“She moves like beauty.”
“… she is Beauty. She will be free. I wish her to be free.”
This is guaranteed to break your heart! I wasn’t sure at first that I would like the book, mainly because I wasn’t that fond of Yeva. As the story went on, though, I got sucked in more and more, until I finished it in 2 days. What captured my attention the most was the Beasts’ writing. As the chapters wore on, you got to see a more human side of him, and he became this gentle being who was just as much a prisoner as Yeva was. Honestly, the few characters who made me fall in love with this story were the Beast, Yeva’s sisters, Lena and Asenka, and Solmir who is supposed to be the “Gaston” of the book. I’m not sure I can exactly pinpoint what it is about Yeva that I didn’t really care for. She is a strong character, which I appreciate. Somehow, though, she irritated me a bit.
Another aspect to this story that I liked that it also involves the Russian fairy tale of the Firebird. I really enjoyed seeing these two tales blended together so well.
“She moves like beauty, she whispers to us of wind and forest–and she tells us stories, such stories that we wake in the night, dreaming dreams of life long past. She reminds us of what we used to be.

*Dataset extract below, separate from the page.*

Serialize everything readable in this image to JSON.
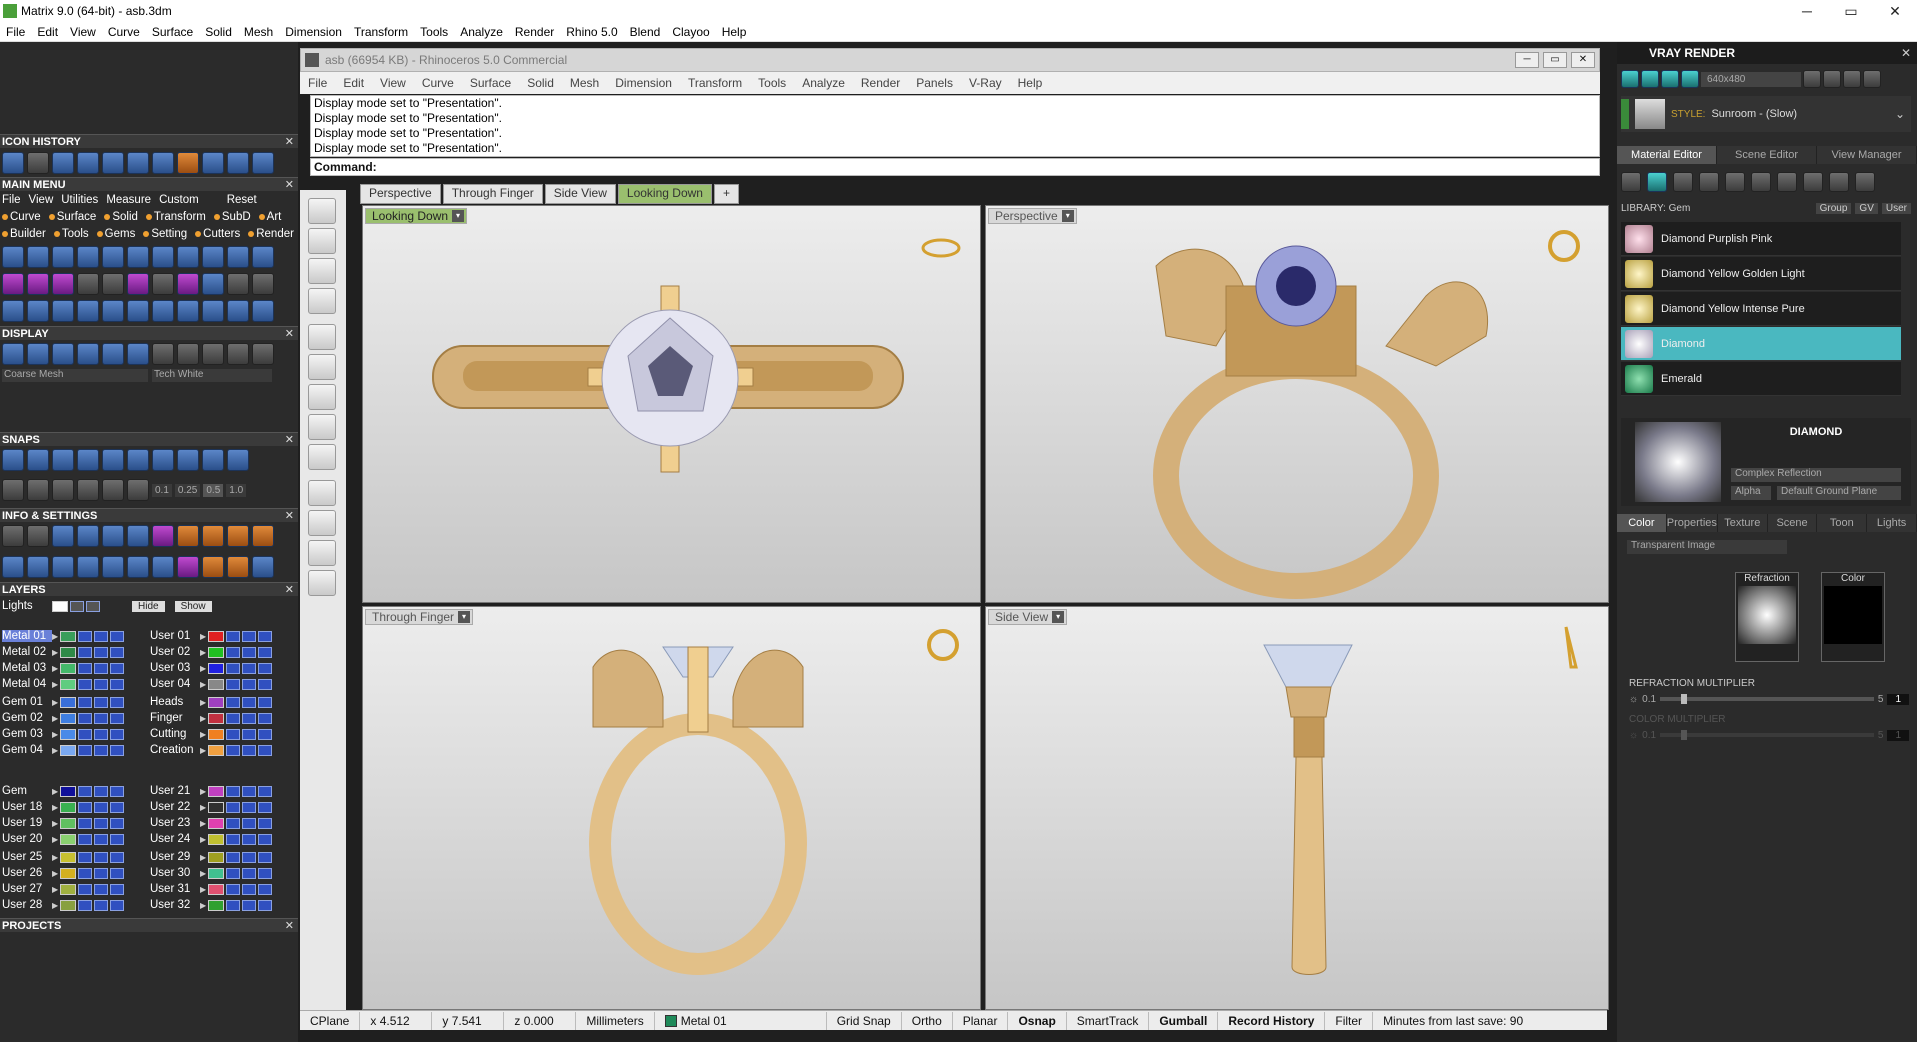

She whispers to us what we could be.”
It was great to see this not be the typical Beauty & the Beast romance (i.e. Stockholm Syndrome). She does form a bond with the Beast when she is first imprisoned, but when she learns that he is the one that killed her father, she struggles against her feelings for him in order to avenge her fathers death.
Another romance that I was championing (or shipping) was the between Solmir and Asenka. From the beginning I was wanting them to be together, so when he proposed to Yeva, I was so sad.
This was a clever retelling, and much darker and unique. I definitely recommend!
“We are always the beast.”